What you are asked to do: Your answer should be every line below that includes the word "JSON".

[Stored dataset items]
------------------------------------------------------------------------

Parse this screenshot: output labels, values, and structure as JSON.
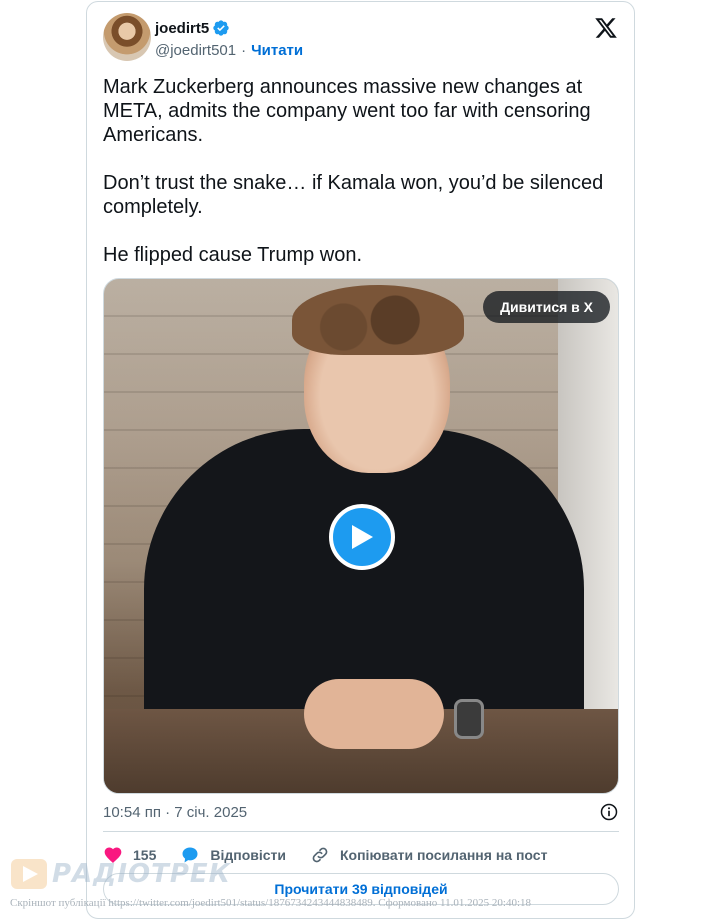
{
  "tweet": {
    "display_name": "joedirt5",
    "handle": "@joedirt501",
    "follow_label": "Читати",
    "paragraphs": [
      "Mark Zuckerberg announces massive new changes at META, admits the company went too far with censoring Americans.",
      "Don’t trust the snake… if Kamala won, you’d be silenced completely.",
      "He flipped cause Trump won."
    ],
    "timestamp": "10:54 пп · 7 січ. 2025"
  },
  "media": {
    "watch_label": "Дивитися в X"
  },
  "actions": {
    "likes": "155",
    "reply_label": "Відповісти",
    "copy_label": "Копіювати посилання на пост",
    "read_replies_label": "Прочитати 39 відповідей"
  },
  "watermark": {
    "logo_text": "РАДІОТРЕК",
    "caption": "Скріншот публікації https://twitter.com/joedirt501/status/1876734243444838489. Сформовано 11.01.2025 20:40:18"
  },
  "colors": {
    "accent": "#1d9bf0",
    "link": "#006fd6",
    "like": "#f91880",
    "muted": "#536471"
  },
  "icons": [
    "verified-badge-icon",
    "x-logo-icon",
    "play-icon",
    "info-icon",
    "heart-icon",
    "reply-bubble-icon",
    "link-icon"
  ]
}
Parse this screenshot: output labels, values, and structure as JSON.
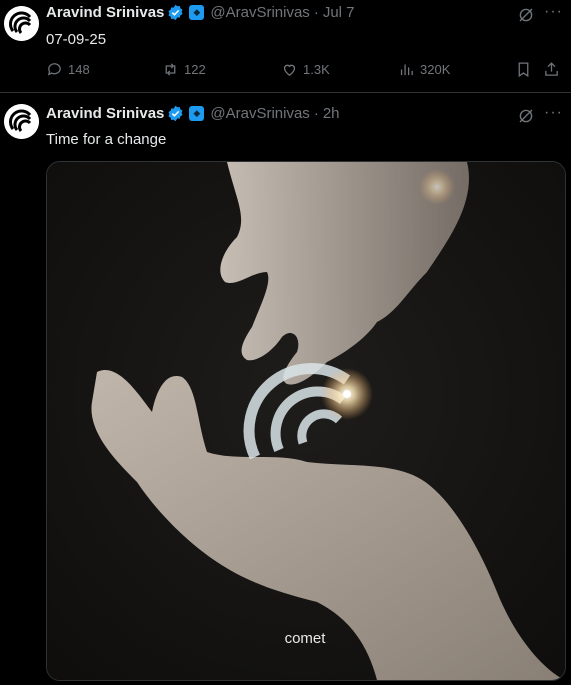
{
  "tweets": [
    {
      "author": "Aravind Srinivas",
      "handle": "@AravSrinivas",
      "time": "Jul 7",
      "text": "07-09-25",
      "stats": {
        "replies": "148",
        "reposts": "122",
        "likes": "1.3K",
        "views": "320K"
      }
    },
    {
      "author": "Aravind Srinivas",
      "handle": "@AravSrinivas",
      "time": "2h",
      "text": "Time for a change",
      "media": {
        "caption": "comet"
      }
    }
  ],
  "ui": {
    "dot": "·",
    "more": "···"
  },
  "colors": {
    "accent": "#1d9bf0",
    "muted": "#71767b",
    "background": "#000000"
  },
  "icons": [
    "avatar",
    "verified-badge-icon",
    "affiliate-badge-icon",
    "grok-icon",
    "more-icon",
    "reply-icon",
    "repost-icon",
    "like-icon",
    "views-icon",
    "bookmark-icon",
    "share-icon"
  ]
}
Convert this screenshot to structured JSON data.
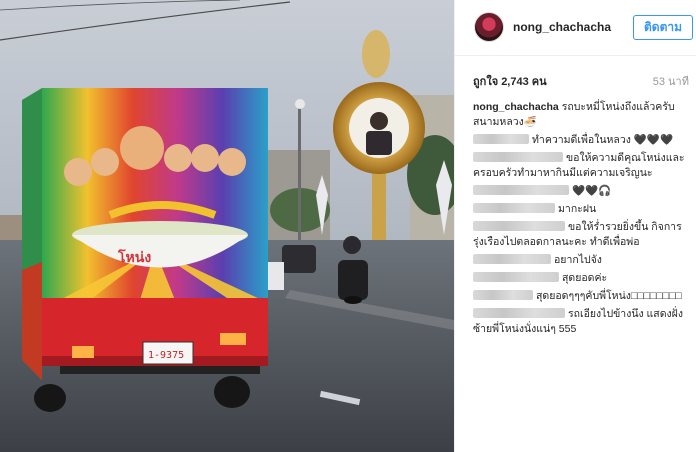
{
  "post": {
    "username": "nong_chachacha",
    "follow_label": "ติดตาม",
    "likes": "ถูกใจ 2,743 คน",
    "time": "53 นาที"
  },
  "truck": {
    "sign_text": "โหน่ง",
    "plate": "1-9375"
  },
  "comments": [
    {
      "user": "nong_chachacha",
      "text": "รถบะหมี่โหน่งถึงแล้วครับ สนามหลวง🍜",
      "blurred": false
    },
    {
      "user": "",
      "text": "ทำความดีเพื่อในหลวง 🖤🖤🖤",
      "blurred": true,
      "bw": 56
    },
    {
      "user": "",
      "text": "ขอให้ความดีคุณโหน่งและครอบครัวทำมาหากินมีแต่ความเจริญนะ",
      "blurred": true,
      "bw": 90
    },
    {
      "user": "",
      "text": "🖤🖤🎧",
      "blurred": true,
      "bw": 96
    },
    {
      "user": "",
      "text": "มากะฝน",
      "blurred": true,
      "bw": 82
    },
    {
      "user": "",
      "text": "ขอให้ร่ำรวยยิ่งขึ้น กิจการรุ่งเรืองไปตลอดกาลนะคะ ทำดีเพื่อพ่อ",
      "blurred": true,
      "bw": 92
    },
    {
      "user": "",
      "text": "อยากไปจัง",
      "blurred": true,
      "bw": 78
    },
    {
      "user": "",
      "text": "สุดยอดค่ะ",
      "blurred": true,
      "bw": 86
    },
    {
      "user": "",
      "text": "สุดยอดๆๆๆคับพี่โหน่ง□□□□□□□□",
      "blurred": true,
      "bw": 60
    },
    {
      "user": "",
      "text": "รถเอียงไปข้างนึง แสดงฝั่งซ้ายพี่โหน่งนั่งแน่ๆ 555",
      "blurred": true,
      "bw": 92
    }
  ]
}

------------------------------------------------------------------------

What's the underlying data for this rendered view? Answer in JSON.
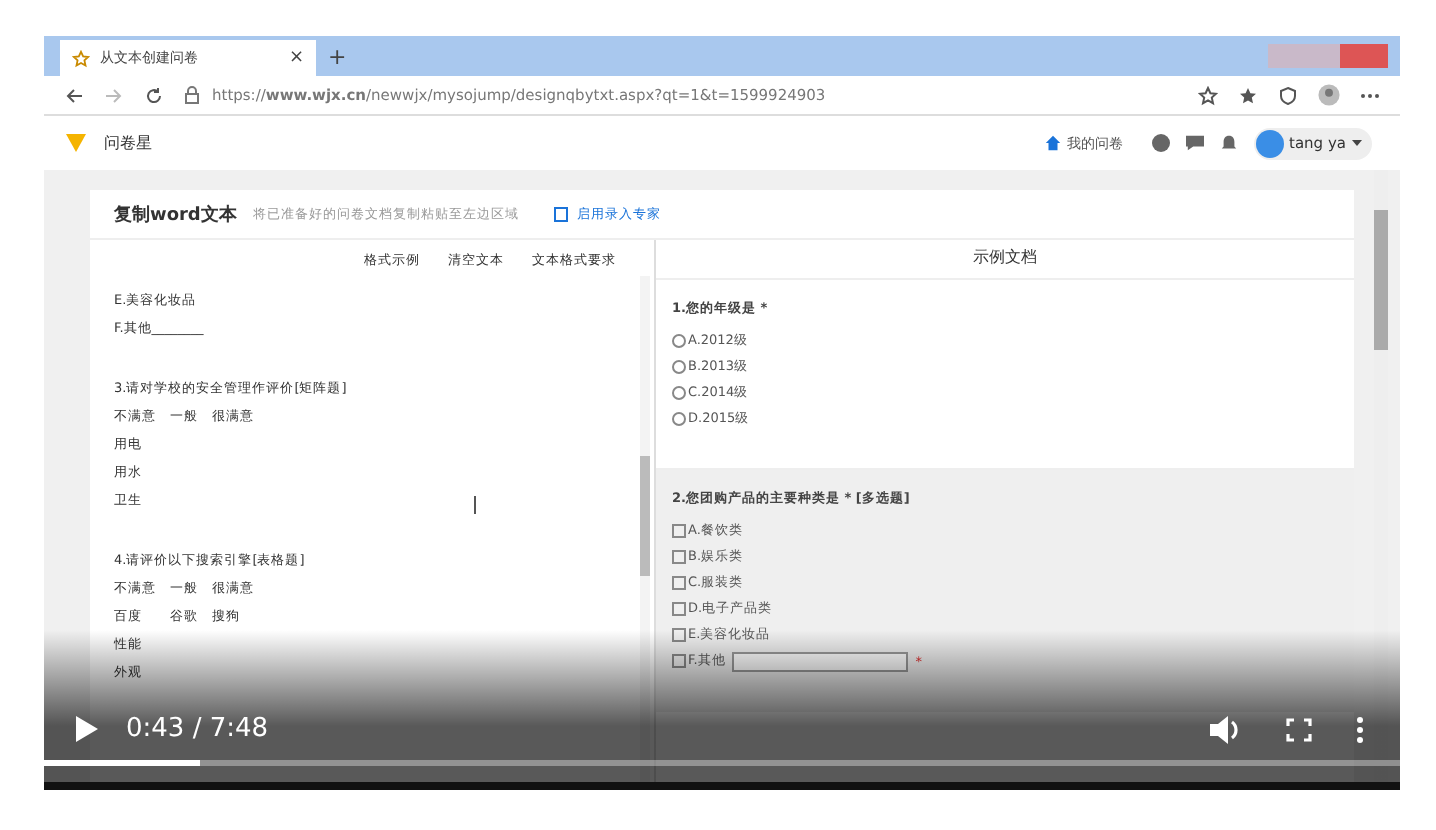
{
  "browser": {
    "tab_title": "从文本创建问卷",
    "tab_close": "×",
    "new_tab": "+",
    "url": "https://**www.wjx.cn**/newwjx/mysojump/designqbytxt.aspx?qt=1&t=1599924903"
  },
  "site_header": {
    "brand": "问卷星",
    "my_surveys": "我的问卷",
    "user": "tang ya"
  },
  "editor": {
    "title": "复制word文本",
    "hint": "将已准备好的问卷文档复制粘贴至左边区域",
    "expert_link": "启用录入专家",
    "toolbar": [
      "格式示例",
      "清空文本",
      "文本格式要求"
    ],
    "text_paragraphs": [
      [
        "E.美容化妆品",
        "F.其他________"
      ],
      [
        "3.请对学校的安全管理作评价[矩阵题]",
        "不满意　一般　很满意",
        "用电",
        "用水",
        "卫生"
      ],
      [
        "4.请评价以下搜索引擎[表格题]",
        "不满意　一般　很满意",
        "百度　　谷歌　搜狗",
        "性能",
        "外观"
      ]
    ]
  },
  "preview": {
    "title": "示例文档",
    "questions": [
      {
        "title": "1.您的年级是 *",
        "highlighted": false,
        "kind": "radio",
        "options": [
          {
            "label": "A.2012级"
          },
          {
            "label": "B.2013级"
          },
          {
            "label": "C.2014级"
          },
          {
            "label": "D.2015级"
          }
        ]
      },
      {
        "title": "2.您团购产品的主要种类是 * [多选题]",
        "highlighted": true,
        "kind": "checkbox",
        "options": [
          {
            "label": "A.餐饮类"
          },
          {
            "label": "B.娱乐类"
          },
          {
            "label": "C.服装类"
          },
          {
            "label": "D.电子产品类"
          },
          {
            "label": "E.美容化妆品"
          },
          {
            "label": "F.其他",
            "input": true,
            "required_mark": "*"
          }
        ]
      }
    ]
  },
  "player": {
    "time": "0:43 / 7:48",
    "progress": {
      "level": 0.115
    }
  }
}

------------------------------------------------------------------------

Task result:
Parse this screenshot: output labels, values, and structure as JSON.
Parse this screenshot: output labels, values, and structure as JSON.
Convert this screenshot to structured JSON data.
What's the underlying data for this rendered view? Answer in JSON.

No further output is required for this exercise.